[Excerpts from an interface dataset]
- Opening Delimiter -

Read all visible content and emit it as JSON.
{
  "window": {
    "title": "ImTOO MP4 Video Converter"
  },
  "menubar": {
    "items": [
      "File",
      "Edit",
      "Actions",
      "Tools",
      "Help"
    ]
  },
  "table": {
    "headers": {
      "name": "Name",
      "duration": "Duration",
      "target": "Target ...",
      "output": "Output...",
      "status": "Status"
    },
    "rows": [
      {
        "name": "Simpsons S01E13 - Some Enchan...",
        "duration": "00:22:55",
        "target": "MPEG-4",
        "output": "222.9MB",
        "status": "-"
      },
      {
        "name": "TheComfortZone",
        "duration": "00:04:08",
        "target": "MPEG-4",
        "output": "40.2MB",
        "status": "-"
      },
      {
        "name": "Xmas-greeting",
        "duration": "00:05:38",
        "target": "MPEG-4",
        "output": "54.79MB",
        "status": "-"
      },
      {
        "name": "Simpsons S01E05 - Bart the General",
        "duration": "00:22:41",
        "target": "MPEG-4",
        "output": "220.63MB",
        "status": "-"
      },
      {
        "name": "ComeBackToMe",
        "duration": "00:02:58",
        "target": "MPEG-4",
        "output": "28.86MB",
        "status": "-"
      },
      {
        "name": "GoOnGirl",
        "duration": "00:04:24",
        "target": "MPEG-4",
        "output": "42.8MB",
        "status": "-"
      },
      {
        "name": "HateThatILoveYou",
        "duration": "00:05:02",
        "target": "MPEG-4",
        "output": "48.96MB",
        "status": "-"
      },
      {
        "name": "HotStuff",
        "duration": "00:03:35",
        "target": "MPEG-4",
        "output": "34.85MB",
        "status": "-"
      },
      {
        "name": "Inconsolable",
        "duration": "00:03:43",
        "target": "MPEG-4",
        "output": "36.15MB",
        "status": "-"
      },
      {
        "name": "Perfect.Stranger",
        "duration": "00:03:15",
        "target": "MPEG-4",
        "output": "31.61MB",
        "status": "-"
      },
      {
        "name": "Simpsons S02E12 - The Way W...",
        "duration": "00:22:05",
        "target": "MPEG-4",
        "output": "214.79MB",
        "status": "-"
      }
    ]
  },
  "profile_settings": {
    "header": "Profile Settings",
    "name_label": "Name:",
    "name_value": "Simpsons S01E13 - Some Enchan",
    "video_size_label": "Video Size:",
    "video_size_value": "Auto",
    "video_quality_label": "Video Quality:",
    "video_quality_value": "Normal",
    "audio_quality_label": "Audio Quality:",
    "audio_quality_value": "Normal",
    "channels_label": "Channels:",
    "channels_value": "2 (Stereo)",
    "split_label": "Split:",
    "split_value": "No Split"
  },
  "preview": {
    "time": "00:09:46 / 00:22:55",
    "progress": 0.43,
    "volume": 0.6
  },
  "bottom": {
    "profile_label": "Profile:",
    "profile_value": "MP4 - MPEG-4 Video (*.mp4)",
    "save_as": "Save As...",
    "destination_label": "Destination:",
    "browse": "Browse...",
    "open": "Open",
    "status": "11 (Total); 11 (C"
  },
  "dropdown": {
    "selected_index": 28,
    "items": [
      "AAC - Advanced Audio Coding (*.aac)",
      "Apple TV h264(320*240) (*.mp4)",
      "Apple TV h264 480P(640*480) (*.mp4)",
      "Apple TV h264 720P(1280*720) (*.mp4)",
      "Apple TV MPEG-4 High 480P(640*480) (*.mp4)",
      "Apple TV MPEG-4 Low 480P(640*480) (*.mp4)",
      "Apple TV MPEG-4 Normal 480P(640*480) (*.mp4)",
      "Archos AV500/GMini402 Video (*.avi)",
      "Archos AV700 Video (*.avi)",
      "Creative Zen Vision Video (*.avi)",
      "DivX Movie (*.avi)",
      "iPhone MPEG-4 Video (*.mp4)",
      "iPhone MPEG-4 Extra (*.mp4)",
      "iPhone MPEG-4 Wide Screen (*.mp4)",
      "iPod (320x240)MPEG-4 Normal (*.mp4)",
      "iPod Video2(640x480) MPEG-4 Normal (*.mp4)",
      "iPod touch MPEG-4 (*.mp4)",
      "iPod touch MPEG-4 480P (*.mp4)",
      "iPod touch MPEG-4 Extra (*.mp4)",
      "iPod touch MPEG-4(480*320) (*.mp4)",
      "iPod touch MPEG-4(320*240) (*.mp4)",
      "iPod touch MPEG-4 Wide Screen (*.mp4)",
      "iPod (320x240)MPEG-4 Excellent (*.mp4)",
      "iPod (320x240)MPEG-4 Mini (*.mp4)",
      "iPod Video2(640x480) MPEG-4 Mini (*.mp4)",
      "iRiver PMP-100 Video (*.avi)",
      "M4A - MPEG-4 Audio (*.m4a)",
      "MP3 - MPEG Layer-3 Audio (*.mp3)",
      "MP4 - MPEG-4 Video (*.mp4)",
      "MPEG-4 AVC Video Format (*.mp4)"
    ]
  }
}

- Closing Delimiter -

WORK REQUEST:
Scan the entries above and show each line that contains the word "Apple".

RESPONSE TO THE EXERCISE:
      "Apple TV h264(320*240) (*.mp4)",
      "Apple TV h264 480P(640*480) (*.mp4)",
      "Apple TV h264 720P(1280*720) (*.mp4)",
      "Apple TV MPEG-4 High 480P(640*480) (*.mp4)",
      "Apple TV MPEG-4 Low 480P(640*480) (*.mp4)",
      "Apple TV MPEG-4 Normal 480P(640*480) (*.mp4)",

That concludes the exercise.